“We are becoming more widely known and more people are hearing about us,” Ms. Susanna Yatsko, University of Arkansas admissions counselor, said in a phone interview conducted April 21. “Our rankings keep going up every year.”

Ms. Yatsko sees a direct correlation between Mizzou’s press this year and the University of Arkansas’ numbers.

“The problems at Mizzou definitely had a huge impact on our increasing enrollment,” Ms. Yatsko said. “We are getting a lot more students from Missouri because of that.”

The current racial issues at Mizzou have been brought up as an area of concern for graduating EHS seniors. Maher has seen his future dining hall in the news.

“It is starting to affect me a lot more,” Maher said. “A lot of the ‘Black Lives Matter’ happens at the dining hall I will be using, so I’m hoping it doesn’t cause any disruptions.”

Mizzou’s enrollment is decreasing.

“The most substantial influence would have been the perception in the press on what is happening here,” Mr. Patrick Elmore, University of Missouri Office of Admissions assistant director, said in a phone interview conducted April 15. “What people were seeing in St. Louis, Chicago and across the country and our primary markets in the university was probably the biggest negative.”

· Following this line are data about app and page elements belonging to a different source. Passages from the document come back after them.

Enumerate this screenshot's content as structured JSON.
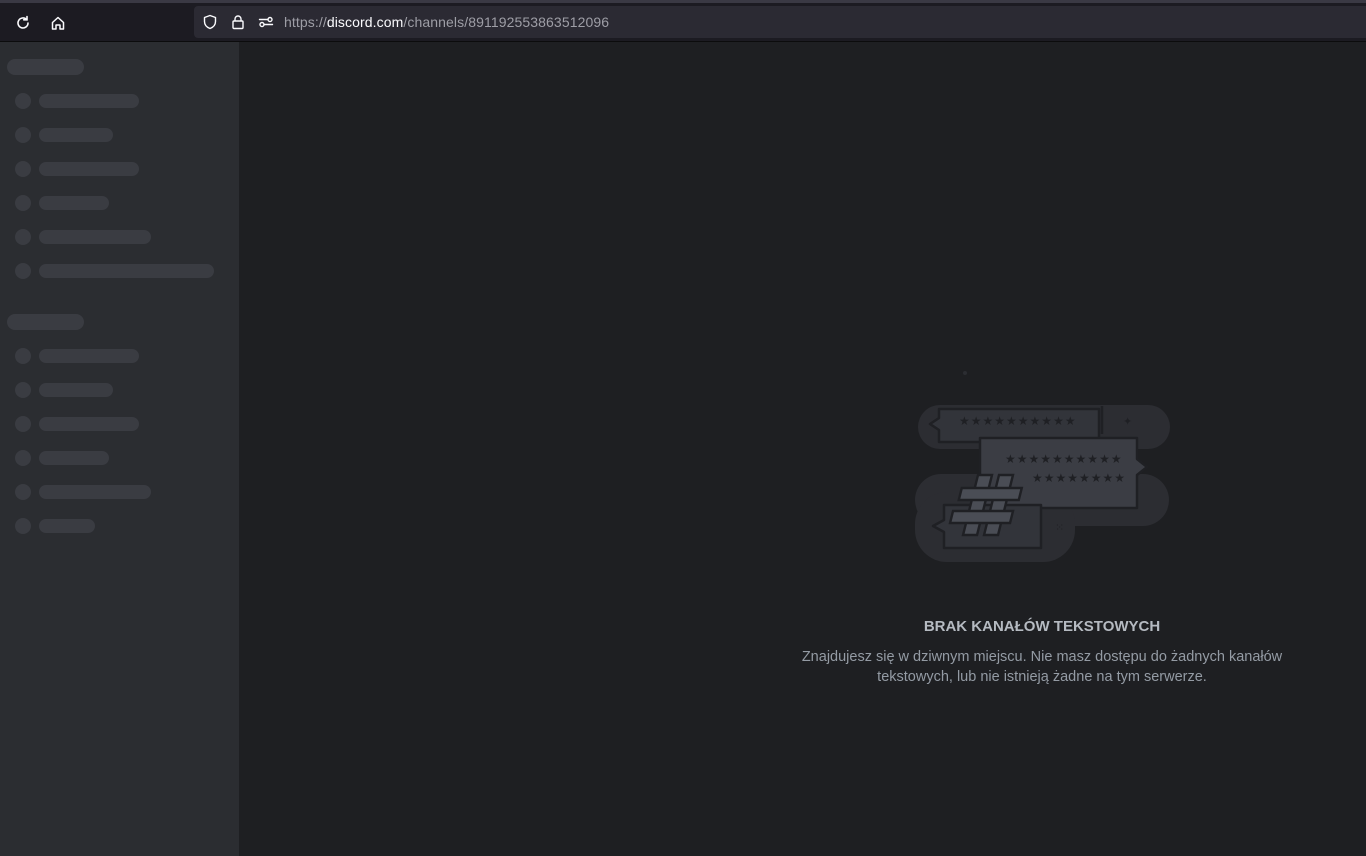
{
  "browser": {
    "url_protocol": "https://",
    "url_domain": "discord.com",
    "url_path": "/channels/891192553863512096"
  },
  "main": {
    "empty_title": "BRAK KANAŁÓW TEKSTOWYCH",
    "empty_description": "Znajdujesz się w dziwnym miejscu. Nie masz dostępu do żadnych kanałów tekstowych, lub nie istnieją żadne na tym serwerze."
  },
  "colors": {
    "app_background": "#1e1f22",
    "sidebar_background": "#2b2d31",
    "skeleton": "#3a3c42",
    "title_text": "#b5bac1",
    "description_text": "#949ba4"
  }
}
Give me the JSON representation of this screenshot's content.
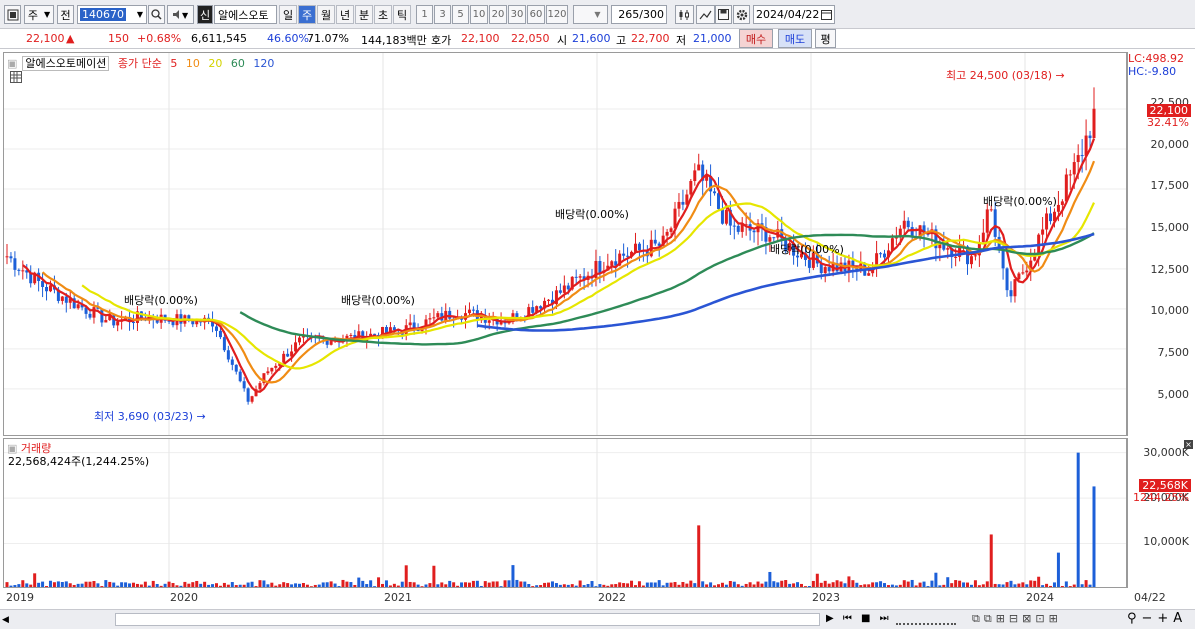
{
  "toolbar": {
    "market": "주",
    "prefix": "전",
    "code": "140670",
    "stock_badge": "신",
    "stock_name": "알에스오토",
    "periods": [
      "일",
      "주",
      "월",
      "년",
      "분",
      "초",
      "틱"
    ],
    "active_period": "주",
    "numbers": [
      "1",
      "3",
      "5",
      "10",
      "20",
      "30",
      "60",
      "120"
    ],
    "count": "265",
    "count_total": "/300",
    "date": "2024/04/22"
  },
  "info": {
    "price": "22,100",
    "arrow": "▲",
    "change": "150",
    "change_pct": "+0.68%",
    "volume": "6,611,545",
    "ratio1": "46.60%",
    "ratio2": "71.07%",
    "amount": "144,183백만",
    "quote_label": "호가",
    "ask": "22,100",
    "bid": "22,050",
    "open_label": "시",
    "open": "21,600",
    "high_label": "고",
    "high": "22,700",
    "low_label": "저",
    "low": "21,000",
    "buy": "매수",
    "sell": "매도",
    "eval": "평"
  },
  "chart": {
    "stock_label": "알에스오토메이션",
    "ma_label": "종가 단순",
    "ma_periods": [
      "5",
      "10",
      "20",
      "60",
      "120"
    ],
    "ma_colors": [
      "#e01e1e",
      "#f08c14",
      "#e6e600",
      "#2e8b57",
      "#2a55d4"
    ],
    "lc": "LC:498.92",
    "hc": "HC:-9.80",
    "y_ticks": [
      "22,500",
      "20,000",
      "17,500",
      "15,000",
      "12,500",
      "10,000",
      "7,500",
      "5,000"
    ],
    "current_tag": "22,100",
    "current_pct": "32.41%",
    "high_note": "최고 24,500 (03/18)",
    "low_note": "최저 3,690 (03/23)",
    "div_label": "배당락(0.00%)"
  },
  "volume": {
    "title": "거래량",
    "value": "22,568,424주(1,244.25%)",
    "y_ticks": [
      "30,000K",
      "20,000K",
      "10,000K"
    ],
    "current_tag": "22,568K",
    "current_pct": "1244.25%"
  },
  "x_labels": [
    "2019",
    "2020",
    "2021",
    "2022",
    "2023",
    "2024",
    "04/22"
  ],
  "chart_data": {
    "type": "candlestick",
    "title": "알에스오토메이션",
    "xlabel": "",
    "ylabel": "",
    "ylim": [
      2500,
      25500
    ],
    "x_range": [
      "2019",
      "2024/04/22"
    ],
    "extremes": {
      "high": 24500,
      "high_date": "03/18",
      "low": 3690,
      "low_date": "03/23"
    },
    "close_path": [
      [
        "2019-01",
        13300
      ],
      [
        "2019-03",
        11500
      ],
      [
        "2019-05",
        10300
      ],
      [
        "2019-07",
        9200
      ],
      [
        "2019-09",
        9500
      ],
      [
        "2019-11",
        9300
      ],
      [
        "2020-01",
        9200
      ],
      [
        "2020-03",
        4200
      ],
      [
        "2020-04",
        6000
      ],
      [
        "2020-06",
        8000
      ],
      [
        "2020-09",
        8200
      ],
      [
        "2020-12",
        8700
      ],
      [
        "2021-03",
        9800
      ],
      [
        "2021-06",
        9300
      ],
      [
        "2021-09",
        11000
      ],
      [
        "2021-12",
        13200
      ],
      [
        "2022-03",
        14000
      ],
      [
        "2022-05",
        18500
      ],
      [
        "2022-07",
        15000
      ],
      [
        "2022-09",
        14800
      ],
      [
        "2022-12",
        12800
      ],
      [
        "2023-03",
        12400
      ],
      [
        "2023-05",
        15500
      ],
      [
        "2023-07",
        14200
      ],
      [
        "2023-09",
        13200
      ],
      [
        "2023-10",
        16500
      ],
      [
        "2023-11",
        10500
      ],
      [
        "2024-01",
        14800
      ],
      [
        "2024-03",
        19000
      ],
      [
        "2024-04",
        22100
      ]
    ],
    "volume_spikes_K": [
      [
        "2022-05",
        14000
      ],
      [
        "2023-10",
        12000
      ],
      [
        "2024-02",
        8000
      ],
      [
        "2024-03",
        30000
      ],
      [
        "2024-04",
        22568
      ]
    ]
  }
}
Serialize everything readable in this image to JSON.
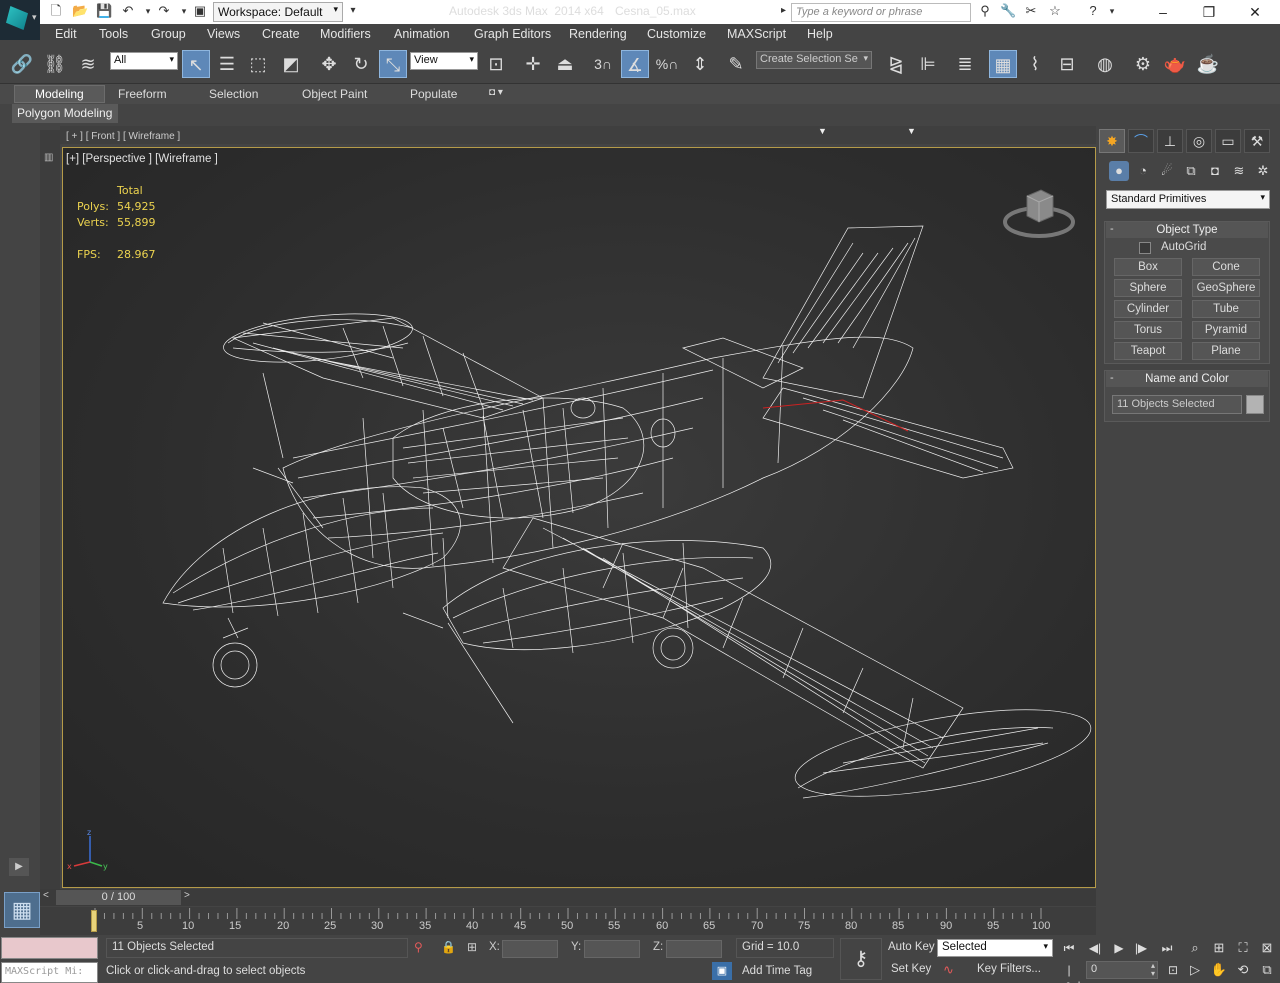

Mr. Buckman sees money as a real source of the decline.

Mizzou has not caught up in terms of getting the in-state students tuition. The amount they offer for the scholarships, that number has stayed the same for 10 years. They changed it a little this year and bumped it up a bit, but it’s not caught up with the price. So they are not competing anymore, Mr. Buckman said.  

Mizzou runs the risk of losing its best and brightest to its SEC competition.

In the fall of 2015, preliminary enrollment figures show that the incoming freshmen class at the university had the highest A.C.T. scores in Ole Miss history, according to the University of Mississippi News.

“Ole Miss has a really good international relations program,” McKenna Gossrau (12) said. “They are a honors college, which are two things that are very important to me because I want to major in international relations.”

This bright flight extends across the SEC.

Spring of 2015, the Enrollment Profile showed that Texas A&M reached a high enrollment number of 58,577 students. However, only two percent of those numbers were out-of-state students.

Another university in the SEC that has increasing enrollment is the University of Alabama. In the fall of 2014 , Alabama topped a record of 36,000 students. Since then, Alabama’s enrollment has increased by 2.6%.

“We believe students and their parents continue choosing The University of Alabama based on the quality educational experience they receive,” Ms. Mary Spiegel, The University of Alabama Undergraduate Admissions associate provost and executive director, said in a phone interview conducted April 20.

Last spring, five graduating seniors enrolled at the University of Alabama.

“It was the visit that did it. I really love the school,” Colin Fuqua (12) said. “When I got down there everyone was so nice, and they had all the options I wanted.”

Institutions of higher education are out there actively wooing students.

“We recruit the best and brightest students from across the country. We presently have 41 regional recruiters who talk with high-school students from the recruiters’ assigned regions,”  Ms. Spiegel said. “As the University has continued its growth in quality over the last decade, we’ve gradually added more recruiters to keep up with the interest.”

Mizzou recruiters are focusing on grassroots efforts, hoping that once they get potential students on campus those students will stay there.

“We just want to build on what we have. Most schools want to grow so that will be the goal,” Mr. Elmore said. “The way we are going about doing that is we have to make sure that we’re reaching out to as many people as possible and that we are starting conversations with as many people as possible and then trying to get students and their families to campus to experience and picture themselves here as a student for 4 or 5 years.”

Mr. Buckman sees that the rules of the recruitment game may need some serious tweaking if Missouri schools are going to keep Missouri students.

“Mizzou has got to find ways to fill the seats whether it’s fixing things on their end or giving out more money,” Mr. Buckman said.